and egress filtering for BUM traffic. and egress filtering for BUM traffic.
skipping to change at page 16, line 12 skipping to change at page 17, line 12
8.1 Considerations for PMSI Tunnel Types 8.1 Considerations for PMSI Tunnel Types
The "P-Multicast Service Interface Tunnel (PMSI Tunnel) Tunnel Types" The "P-Multicast Service Interface Tunnel (PMSI Tunnel) Tunnel Types"
registry in the "Border Gateway Protocol (BGP) Parameters" registry registry in the "Border Gateway Protocol (BGP) Parameters" registry
needs to be updated to reflect the use of the most significant bit to needs to be updated to reflect the use of the most significant bit to
advertise the use of "composite tunnels" (section 5.2). advertise the use of "composite tunnels" (section 5.2).
For this purpose, this document updates RFC7385. For this purpose, this document updates RFC7385.
The registry is to be updated, by removing the entries for 0xFB-0xFE The registry is to be updated, by removing the entries for 0xFB-0xFE
and 0x0F, and replacing them by: - 0x7B-0x7E Reserved for and 0x0F, and replacing them by:
Experimental Use [this document]- 0x7F Reserved [this document]-
0x80-0xFF Not Allocatable, corresponds to Composite tunnel types - 0x7B-0x7E Reserved for Experimental Use [this document]

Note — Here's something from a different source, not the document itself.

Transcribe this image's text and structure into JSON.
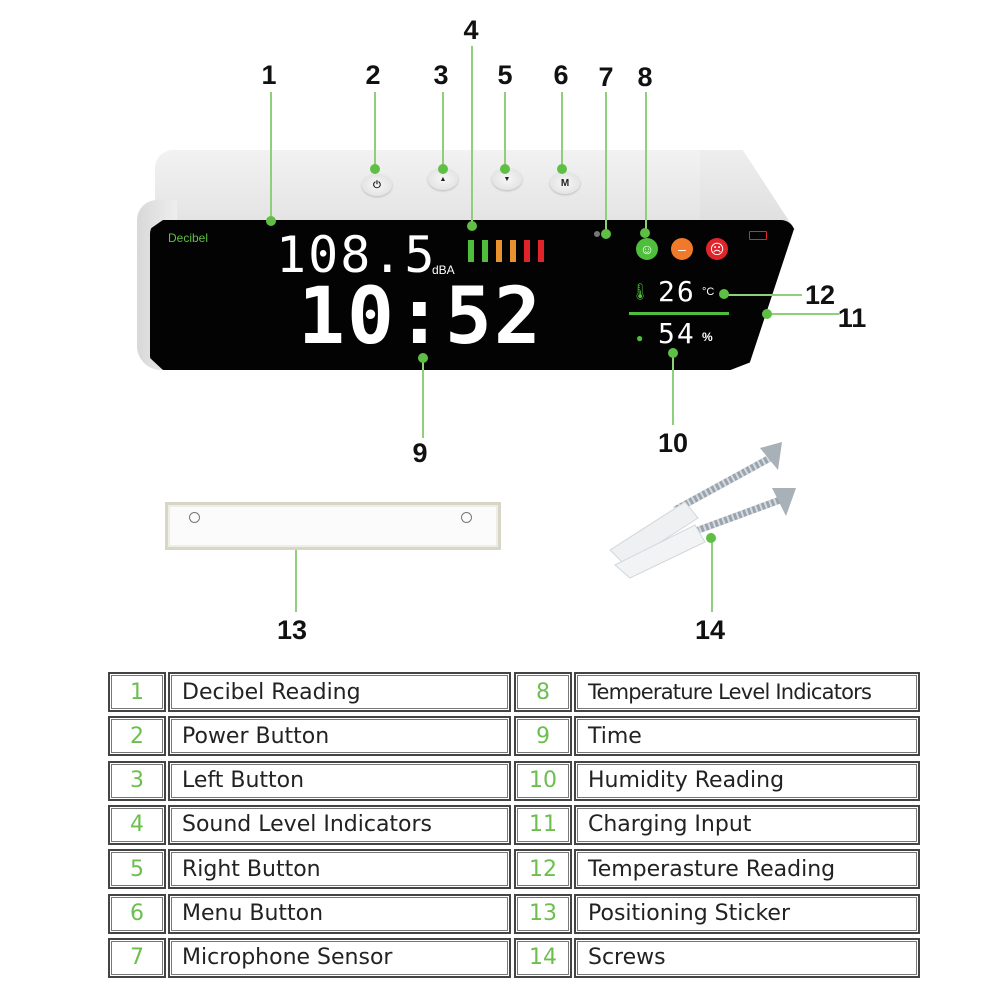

[this document] - 0x7F Reserved [this document]
- 0x80-0xFF Not Allocatable, corresponds to Composite tunnel types
[this document]
The allocation policy for values 0x00 to 0x7A is IETF Review The allocation policy for values 0x00 to 0x7A is IETF Review
[RFC5226]. The range for experimental use is now 0x7B-0x7E, and value [RFC5226]. The range for experimental use is now 0x7B-0x7E, and value
in this range are not to be assigned. The status of 0x7F may only be in this range are not to be assigned. The status of 0x7F may only be
changed through Standards Action [RFC5226]. changed through Standards Action [RFC5226].
9 References 9 References
9.1 Normative References 9.1 Normative References
 End of changes. 18 change blocks. 
66 lines changed or deleted 112 lines changed or added

This html diff was produced by rfcdiff 1.45. The latest version is available from http://tools.ietf.org/tools/rfcdiff/